Back to the Back to the Future

10/25/2013 04:27 pm ET | Updated Jan 23, 2014

"Yes, and imagine a world with no hypothetical situations"
-Jasper Fforde

Do you believe in free will? Then you cannot travel into the future, even though our understanding of the limits of technological progress almost guarantee that we will have a mechanism for doing so one day.

Everyone knows that going back in time is ridden with paradox: if I return to the year 1955 and kill my grandfather, then I could not have been born, then I could not have made the trip into the past. Contrary to popular belief (and media misperceptions), you cannot change the past. This is not something we would have to worry about, even if we could travel into the past.

However, is time travel into the future really devoid of paradox, as some scientists claim? Suppose Harth, a denizen of Earth in the 23rd century, builds a spaceship capable of approaching 99% of the speed of light, and along with a crew of a few hundred people, he orbits the sun at that velocity for many years. When he returns to earth, he finds that humans have gone extinct, and he sets out to repopulate the planet. Let's say this happens in the year 9001 CE. Now, Jena, a high-society lady of the 22nd century, does precisely the same thing as Harth, and instead travels to 9010 CE where she finds Harth's nascent colony. Remember, Harth has not yet been born. Is he destined to travel into the future?

Just as if I traveled into the past, I would not be able to kill my grandfather if I attempted it (he might cartwheel away just in time), the possibility of travel into the future seems to strip us of our free will. Granted, the paradox is not unique to future travel; it is structurally identical to the problem that arises when traveling into the past. (i) But it is important to recognize from this anecdote that time by its densely ordered nature cannot include paradox in one direction and preclude it in another: the future is the past for a yet later future.

Of course, for travel into the past there is an oft-forwarded hypothesis that claims that I can actually kill my grandfather, and the timeline merely splits at that moment, allowing the reality of my dead grandfather and my non-existent self to fade away into another universe of the multiverse. But for our future scenario, when do the timelines split? Most intuitively, it happens when Jena observes Harth's colony. However, note that this doesn't solve the paradox. If the timeline of Harth's colony splits off of the timeline of Jena's reality at that point (to prevent him from being forced to travel into the future when he is born), does she observe the colony fading before her eyes? This seems implausible...
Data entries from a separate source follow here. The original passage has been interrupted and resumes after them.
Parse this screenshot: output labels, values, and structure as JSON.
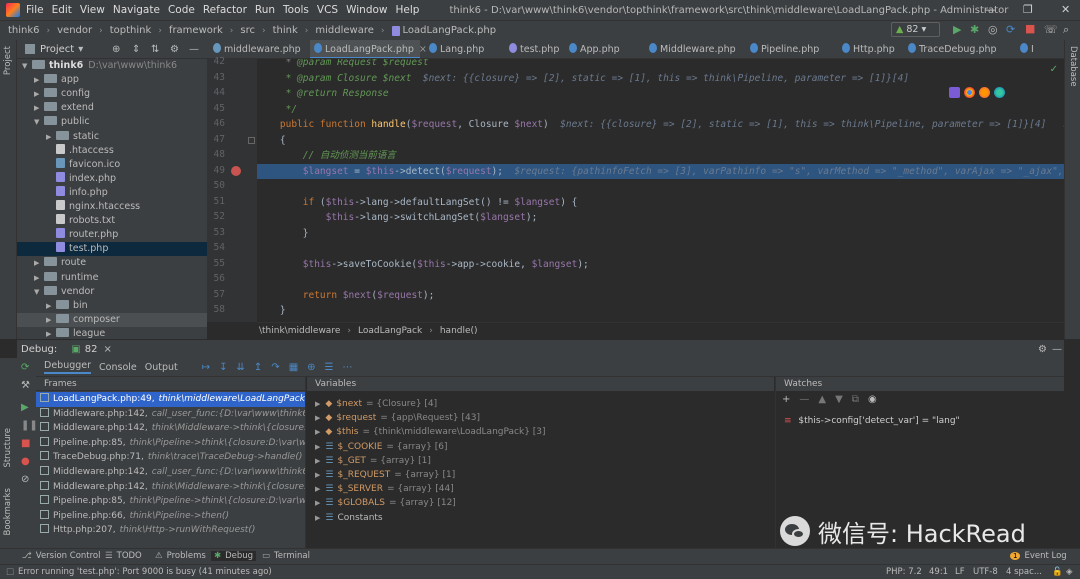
{
  "menu": {
    "items": [
      "File",
      "Edit",
      "View",
      "Navigate",
      "Code",
      "Refactor",
      "Run",
      "Tools",
      "VCS",
      "Window",
      "Help"
    ],
    "title": "think6 - D:\\var\\www\\think6\\vendor\\topthink\\framework\\src\\think\\middleware\\LoadLangPack.php - Administrator"
  },
  "nav": {
    "crumbs": [
      "think6",
      "vendor",
      "topthink",
      "framework",
      "src",
      "think",
      "middleware",
      "LoadLangPack.php"
    ],
    "run_config": "82"
  },
  "project": {
    "header": "Project",
    "tree": [
      {
        "label": "think6",
        "suffix": "D:\\var\\www\\think6",
        "kind": "folder",
        "open": true,
        "indent": 0
      },
      {
        "label": "app",
        "kind": "folder",
        "indent": 1
      },
      {
        "label": "config",
        "kind": "folder",
        "indent": 1
      },
      {
        "label": "extend",
        "kind": "folder",
        "indent": 1
      },
      {
        "label": "public",
        "kind": "folder",
        "open": true,
        "indent": 1
      },
      {
        "label": "static",
        "kind": "folder",
        "indent": 2
      },
      {
        "label": ".htaccess",
        "kind": "file",
        "color": "#c9c9c9",
        "indent": 2
      },
      {
        "label": "favicon.ico",
        "kind": "file",
        "color": "#6897bb",
        "indent": 2
      },
      {
        "label": "index.php",
        "kind": "file",
        "color": "#8f8cdf",
        "indent": 2
      },
      {
        "label": "info.php",
        "kind": "file",
        "color": "#8f8cdf",
        "indent": 2
      },
      {
        "label": "nginx.htaccess",
        "kind": "file",
        "color": "#c9c9c9",
        "indent": 2
      },
      {
        "label": "robots.txt",
        "kind": "file",
        "color": "#c9c9c9",
        "indent": 2
      },
      {
        "label": "router.php",
        "kind": "file",
        "color": "#8f8cdf",
        "indent": 2
      },
      {
        "label": "test.php",
        "kind": "file",
        "color": "#8f8cdf",
        "indent": 2,
        "selected": true
      },
      {
        "label": "route",
        "kind": "folder",
        "indent": 1
      },
      {
        "label": "runtime",
        "kind": "folder",
        "indent": 1
      },
      {
        "label": "vendor",
        "kind": "folder",
        "open": true,
        "indent": 1
      },
      {
        "label": "bin",
        "kind": "folder",
        "indent": 2
      },
      {
        "label": "composer",
        "kind": "folder",
        "indent": 2,
        "highlight": true
      },
      {
        "label": "league",
        "kind": "folder",
        "indent": 2
      }
    ]
  },
  "tabs": [
    {
      "label": "middleware.php",
      "active": false
    },
    {
      "label": "LoadLangPack.php",
      "active": true
    },
    {
      "label": "Lang.php",
      "active": false
    },
    {
      "label": "test.php",
      "active": false
    },
    {
      "label": "App.php",
      "active": false
    },
    {
      "label": "Middleware.php",
      "active": false
    },
    {
      "label": "Pipeline.php",
      "active": false
    },
    {
      "label": "Http.php",
      "active": false
    },
    {
      "label": "TraceDebug.php",
      "active": false
    },
    {
      "label": "I",
      "active": false
    }
  ],
  "editor": {
    "lines": [
      {
        "n": "42",
        "segs": [
          [
            "strc",
            "     * "
          ],
          [
            "cm",
            "@param Request $request"
          ]
        ]
      },
      {
        "n": "43",
        "segs": [
          [
            "cm",
            "     * @param Closure $next"
          ],
          [
            "hint",
            "  $next: {{closure} => [2], static => [1], this => think\\Pipeline, parameter => [1]}[4]"
          ]
        ]
      },
      {
        "n": "44",
        "segs": [
          [
            "cm",
            "     * @return Response"
          ]
        ]
      },
      {
        "n": "45",
        "segs": [
          [
            "cm",
            "     */"
          ]
        ]
      },
      {
        "n": "46",
        "segs": [
          [
            "kw",
            "    public function "
          ],
          [
            "fn",
            "handle"
          ],
          [
            "tx",
            "("
          ],
          [
            "vr",
            "$request"
          ],
          [
            "tx",
            ", Closure "
          ],
          [
            "vr",
            "$next"
          ],
          [
            "tx",
            ")"
          ],
          [
            "hint",
            "  $next: {{closure} => [2], static => [1], this => think\\Pipeline, parameter => [1]}[4]   $r"
          ]
        ]
      },
      {
        "n": "47",
        "segs": [
          [
            "tx",
            "    {"
          ]
        ]
      },
      {
        "n": "48",
        "segs": [
          [
            "cm",
            "        // 自动侦测当前语言"
          ]
        ]
      },
      {
        "n": "49",
        "segs": [
          [
            "vr",
            "        $langset"
          ],
          [
            "tx",
            " = "
          ],
          [
            "vr",
            "$this"
          ],
          [
            "tx",
            "->detect("
          ],
          [
            "vr",
            "$request"
          ],
          [
            "tx",
            ");"
          ],
          [
            "hint",
            "  $request: {pathinfoFetch => [3], varPathinfo => \"s\", varMethod => \"_method\", varAjax => \"_ajax\","
          ]
        ]
      },
      {
        "n": "50",
        "segs": [
          [
            "tx",
            ""
          ]
        ]
      },
      {
        "n": "51",
        "segs": [
          [
            "kw",
            "        if "
          ],
          [
            "tx",
            "("
          ],
          [
            "vr",
            "$this"
          ],
          [
            "tx",
            "->lang->defaultLangSet() != "
          ],
          [
            "vr",
            "$langset"
          ],
          [
            "tx",
            ") {"
          ]
        ]
      },
      {
        "n": "52",
        "segs": [
          [
            "vr",
            "            $this"
          ],
          [
            "tx",
            "->lang->switchLangSet("
          ],
          [
            "vr",
            "$langset"
          ],
          [
            "tx",
            ");"
          ]
        ]
      },
      {
        "n": "53",
        "segs": [
          [
            "tx",
            "        }"
          ]
        ]
      },
      {
        "n": "54",
        "segs": [
          [
            "tx",
            ""
          ]
        ]
      },
      {
        "n": "55",
        "segs": [
          [
            "vr",
            "        $this"
          ],
          [
            "tx",
            "->saveToCookie("
          ],
          [
            "vr",
            "$this"
          ],
          [
            "tx",
            "->app->cookie, "
          ],
          [
            "vr",
            "$langset"
          ],
          [
            "tx",
            ");"
          ]
        ]
      },
      {
        "n": "56",
        "segs": [
          [
            "tx",
            ""
          ]
        ]
      },
      {
        "n": "57",
        "segs": [
          [
            "kw",
            "        return "
          ],
          [
            "vr",
            "$next"
          ],
          [
            "tx",
            "("
          ],
          [
            "vr",
            "$request"
          ],
          [
            "tx",
            ");"
          ]
        ]
      },
      {
        "n": "58",
        "segs": [
          [
            "tx",
            "    }"
          ]
        ]
      }
    ],
    "breadcrumb": [
      "\\think\\middleware",
      "LoadLangPack",
      "handle()"
    ]
  },
  "debug": {
    "label": "Debug:",
    "session": "82",
    "tabs": [
      "Debugger",
      "Console",
      "Output"
    ],
    "frames_header": "Frames",
    "variables_header": "Variables",
    "watches_header": "Watches",
    "frames": [
      {
        "file": "LoadLangPack.php:49,",
        "ctx": "think\\middleware\\LoadLangPack->handle()",
        "sel": true
      },
      {
        "file": "Middleware.php:142,",
        "ctx": "call_user_func:{D:\\var\\www\\think6\\vendor"
      },
      {
        "file": "Middleware.php:142,",
        "ctx": "think\\Middleware->think\\{closure:D:\\var\\www\\th"
      },
      {
        "file": "Pipeline.php:85,",
        "ctx": "think\\Pipeline->think\\{closure:D:\\var\\www\\think6"
      },
      {
        "file": "TraceDebug.php:71,",
        "ctx": "think\\trace\\TraceDebug->handle()"
      },
      {
        "file": "Middleware.php:142,",
        "ctx": "call_user_func:{D:\\var\\www\\think6\\vendor"
      },
      {
        "file": "Middleware.php:142,",
        "ctx": "think\\Middleware->think\\{closure:D:\\var\\www\\th"
      },
      {
        "file": "Pipeline.php:85,",
        "ctx": "think\\Pipeline->think\\{closure:D:\\var\\www\\think6"
      },
      {
        "file": "Pipeline.php:66,",
        "ctx": "think\\Pipeline->then()"
      },
      {
        "file": "Http.php:207,",
        "ctx": "think\\Http->runWithRequest()"
      }
    ],
    "variables": [
      {
        "name": "$next",
        "val": "= {Closure} [4]"
      },
      {
        "name": "$request",
        "val": "= {app\\Request} [43]"
      },
      {
        "name": "$this",
        "val": "= {think\\middleware\\LoadLangPack} [3]"
      },
      {
        "name": "$_COOKIE",
        "val": "= {array} [6]"
      },
      {
        "name": "$_GET",
        "val": "= {array} [1]"
      },
      {
        "name": "$_REQUEST",
        "val": "= {array} [1]"
      },
      {
        "name": "$_SERVER",
        "val": "= {array} [44]"
      },
      {
        "name": "$GLOBALS",
        "val": "= {array} [12]"
      },
      {
        "name": "Constants",
        "val": ""
      }
    ],
    "watch": "$this->config['detect_var'] = \"lang\""
  },
  "bottom_tools": {
    "items": [
      "Version Control",
      "TODO",
      "Problems",
      "Debug",
      "Terminal"
    ],
    "event_log": "Event Log",
    "event_count": "1"
  },
  "status": {
    "message": "Error running 'test.php': Port 9000 is busy (41 minutes ago)",
    "php": "PHP: 7.2",
    "pos": "49:1",
    "eol": "LF",
    "enc": "UTF-8",
    "indent": "4 spac..."
  },
  "side_labels": {
    "project": "Project",
    "structure": "Structure",
    "bookmarks": "Bookmarks",
    "database": "Database"
  },
  "watermark": "微信号: HackRead",
  "colors": {
    "selection": "#2f65ca",
    "exec_line": "#2d5580",
    "accent": "#4a88c7"
  }
}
Since this is a problem that plagues future travel, by extension of (i), it cannot be a solution to the problem of travel into the past. I recognize that this is only a heuristic argument, but I believe it still makes a persuasive case.

There is a logical (although perhaps equally implausible) resolution to this issue. Suppose instead that time-travel itself is the impetus for a timeline split. Then, Harth's body in the future exists in a parallel universe distinct from his body at birth. This solves the Jena paradox and doesn't fix an absolute destiny for Harth. However, if this is the case, remember that by the time dilation inherent in special relativity, even by traveling in a car at 60 mph, you are traveling ever so slightly into the future. You are creating a parallel universe every time you move.

If you find any holes in my logic or points worth exploring in more detail, let me know in the comments: I'd like to keep thinking about this question. Also, if you find the writing confusing, please let me know. I am building slightly complex ideas, and I want the writing to be as lucid as possible so it doesn't impair you, the reader from understanding the concepts I put forth.